You can just, you know, call it at 28 and then you got a what? 11 and a half million shares roughly 300 something ($28 x 11.5m shares = ~$300m). Low 300 million. Just do approximate – you don't really have to do all the – quick ones and you will see where it is.
Now, the working capital is almost a 300 million in a sense and of course it was the end of the Q3. And in retail, what do you know about kind of the end of Q3 in retail? Now, this is really where, you know, your kind of a quick encyclopedia knowledge really helps you. All retail build up a huge amount of inventory – (BROKEN AUDIO) – last quarter (Q4).
So you look back at the previous years to see what is a normal like, cause if they’re really gonna have to collect a lot of cash at the end of the year.
So you say okay, so it’s a 300 million, it's almost the entire book value roughly 275 million is in the working capital. Everything else cancel each other. And so you’ll probably collect about a hundred million cash at the end of the quarter, if you look at the other two years.
So roughly you got a 200 million liquid asset and plus a 100 million of fixed asset. And if you do, you know, a little bit more study, you’re going to see the entirety buildings – real estate, basically. So 300 and you're trading roughly 300 million and so 200 million is a liquid asset and then about 100 million is in real estate, so you’ve got a pretty decent protection on the downside.
So what do we know about the earnings? The cashflows?
And the ones you want to really pay the most attention is basically kind of the pre-tax and pre-interest earning, the unleveraged, and you want to compare that with unleveraged capital that is needed in the business to get you sense of what kind of business you’re having, how much they’re making.
Give me a quick sense. How much is that?

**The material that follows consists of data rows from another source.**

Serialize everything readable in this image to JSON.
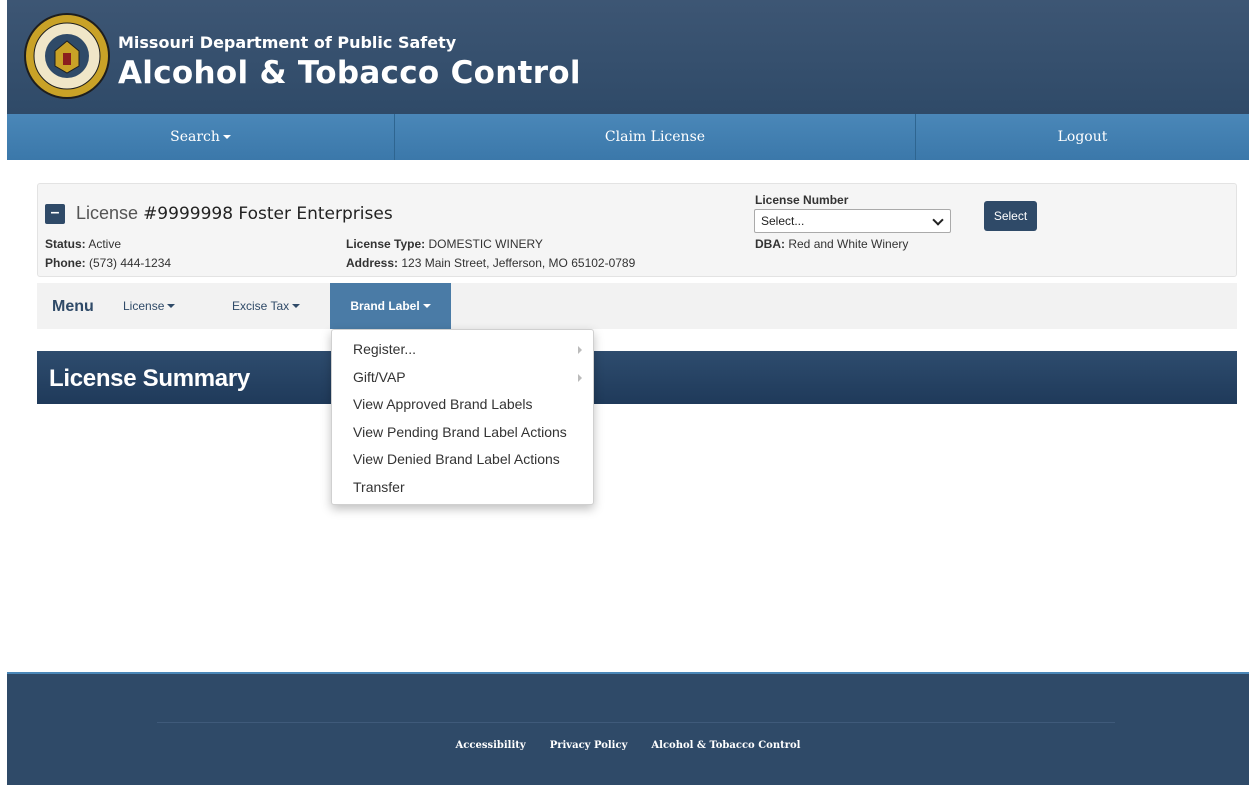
{
  "header": {
    "subtitle": "Missouri Department of Public Safety",
    "title": "Alcohol & Tobacco Control",
    "seal_text": "DEPT. OF PUBLIC SAFETY"
  },
  "topnav": {
    "search": "Search",
    "claim": "Claim License",
    "logout": "Logout"
  },
  "license": {
    "prefix": "License",
    "title": "#9999998 Foster Enterprises",
    "status_label": "Status:",
    "status": "Active",
    "phone_label": "Phone:",
    "phone": "(573) 444-1234",
    "type_label": "License Type:",
    "type": "DOMESTIC WINERY",
    "address_label": "Address:",
    "address": "123 Main Street, Jefferson, MO 65102-0789",
    "number_label": "License Number",
    "select_value": "Select...",
    "dba_label": "DBA:",
    "dba": "Red and White Winery",
    "select_button": "Select"
  },
  "menu": {
    "title": "Menu",
    "license": "License",
    "excise": "Excise Tax",
    "brand": "Brand Label"
  },
  "summary": {
    "title": "License Summary"
  },
  "dropdown": {
    "items": [
      {
        "label": "Register..."
      },
      {
        "label": "Gift/VAP"
      },
      {
        "label": "View Approved Brand Labels"
      },
      {
        "label": "View Pending Brand Label Actions"
      },
      {
        "label": "View Denied Brand Label Actions"
      },
      {
        "label": "Transfer"
      }
    ]
  },
  "footer": {
    "accessibility": "Accessibility",
    "privacy": "Privacy Policy",
    "atc": "Alcohol & Tobacco Control"
  },
  "colors": {
    "header": "#2f4a68",
    "nav": "#4a87b8",
    "accent": "#4a7ba6"
  }
}
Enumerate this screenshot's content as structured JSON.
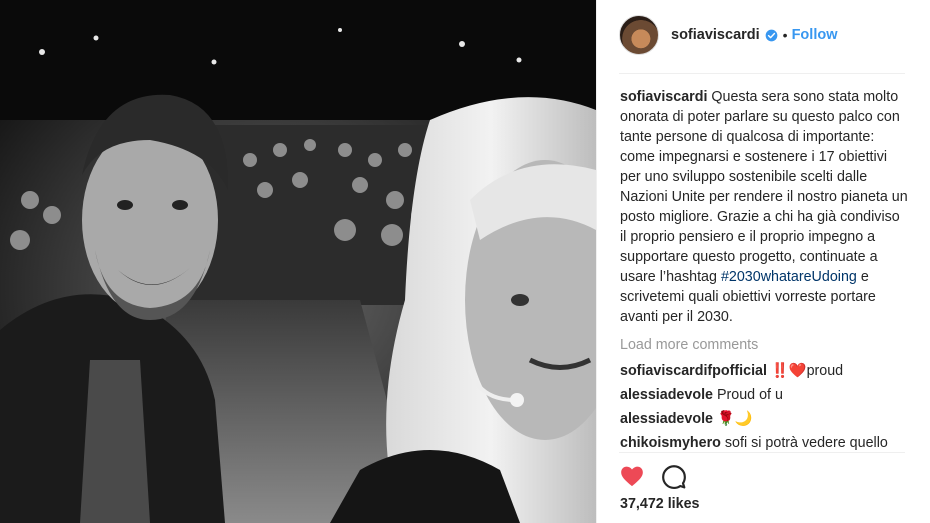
{
  "post": {
    "username": "sofiaviscardi",
    "follow_label": "Follow",
    "separator": "•",
    "caption_text": "Questa sera sono stata molto onorata di poter parlare su questo palco con tante persone di qualcosa di importante: come impegnarsi e sostenere i 17 obiettivi per uno sviluppo sostenibile scelti dalle Nazioni Unite per rendere il nostro pianeta un posto migliore. Grazie a chi ha già condiviso il proprio pensiero e il proprio impegno a supportare questo progetto, continuate a usare l’hashtag ",
    "caption_hashtag": "#2030whatareUdoing",
    "caption_tail": " e scrivetemi quali obiettivi vorreste portare avanti per il 2030.",
    "load_more": "Load more comments",
    "likes": "37,472 likes"
  },
  "comments": [
    {
      "user": "sofiaviscardifpofficial",
      "text": "‼️❤️proud"
    },
    {
      "user": "alessiadevole",
      "text": "Proud of u"
    },
    {
      "user": "alessiadevole",
      "text": "🌹🌙"
    },
    {
      "user": "chikoismyhero",
      "text": "sofi si potrà vedere quello che hai detto da qualche parte?"
    }
  ],
  "icons": {
    "verified": "verified-badge-icon",
    "like": "heart-icon",
    "comment": "comment-bubble-icon"
  },
  "colors": {
    "link_blue": "#3897f0",
    "hashtag": "#003569",
    "like_red": "#ed4956",
    "muted": "#999999"
  }
}
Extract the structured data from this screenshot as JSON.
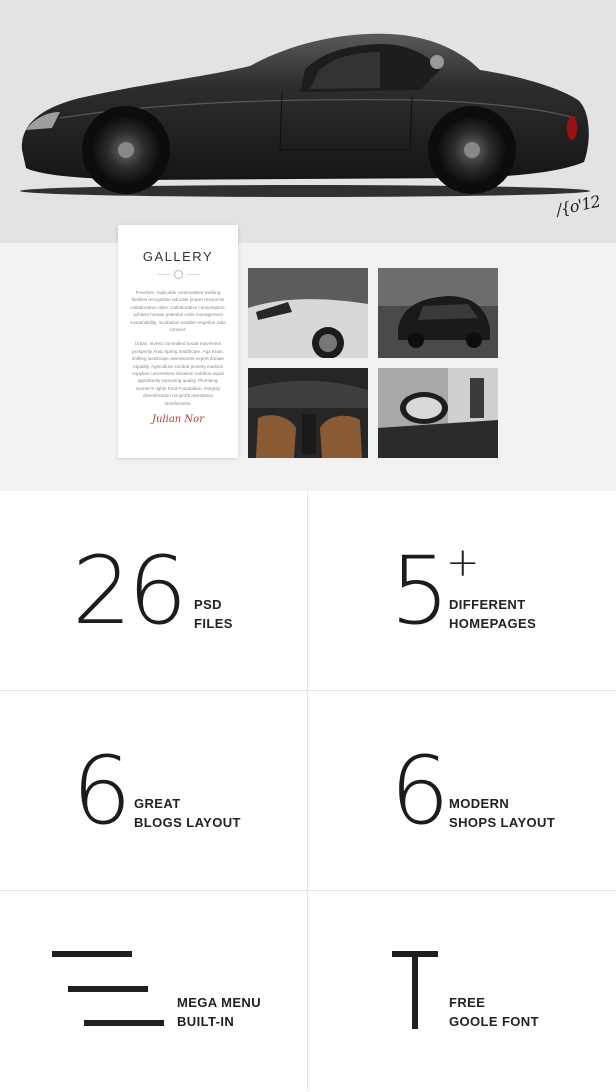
{
  "hero": {
    "signature": "/{o'12"
  },
  "gallery": {
    "title": "GALLERY",
    "paragraph_1": "Freedom, replicable communities working families recognition educate proper resources collaborative cities. Collaborative consumption, achieve human potential crisis management sustainability, incubation enabler Angelina Jolie connect.",
    "paragraph_2": "Urban, invest; committed social movement prosperity Arab Spring healthcare. Aga Khan, shifting landscape assessment expert donate equality. Agriculture combat poverty medical supplies cornerstone donation nutrition equal opportunity improving quality. Plumbing, women's rights Ford Foundation, integrity diversification nonprofit assistance beneficiaries.",
    "signature": "Julian Nor"
  },
  "features": [
    {
      "number": "26",
      "line1": "PSD",
      "line2": "FILES"
    },
    {
      "number": "5",
      "superscript": "+",
      "line1": "DIFFERENT",
      "line2": "HOMEPAGES"
    },
    {
      "number": "6",
      "line1": "GREAT",
      "line2": "BLOGS LAYOUT"
    },
    {
      "number": "6",
      "line1": "MODERN",
      "line2": "SHOPS LAYOUT"
    },
    {
      "icon": "menu-lines-icon",
      "line1": "MEGA MENU",
      "line2": "BUILT-IN"
    },
    {
      "icon": "letter-t-icon",
      "line1": "FREE",
      "line2": "GOOLE FONT"
    }
  ],
  "colors": {
    "hero_background": "#e3e3e3",
    "gallery_background": "#f2f2f2",
    "text_dark": "#1f1f1f",
    "divider": "#e6e6e6",
    "signature_red": "#c0392b"
  }
}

Well, if you’re skilled, it shouldn't really take you more than 1 second to find that out. You got 13 percent roughly of operating margin of 850 million, so you get roughly 100-110 million.
And what is your deployed capital? How much capital is deployed in the business? Roughly?
You would have roughly about – lets say, 200 million in a liquid asset and then about 100 million in buildings. And then the 200 million of liquid assets probably a 100 million is cash so you roughly have a 200 million deployed capital and roughly returns about 110 million dollars. So your return on your deployed capital roughly around 50% at that point.
So that's not a bad business, so you shouldn't really – I mean you start with the – you give a five second look and you say hey, the business I don't care you know, all the other things – the business was trading roughly, you know, right around the book value – book value is pretty clean is basically consist of a tangible – (BROKEN AUDIO) – liquid asset; working capital plus, you know, 100 million in real estate. And the deployed capital is basically 2/3 of that and for that 200 million, you return roughly 100 million or so.
And so they shouldn't be bad business to begin with.
First, look into valuations if it wasn't attractive; skip it and go to the next.
Second, what is in the book and how much is the book?
Third, what is the operating earnings and cash flows?
Forth, what is the return on deployed capital (unleveraged)?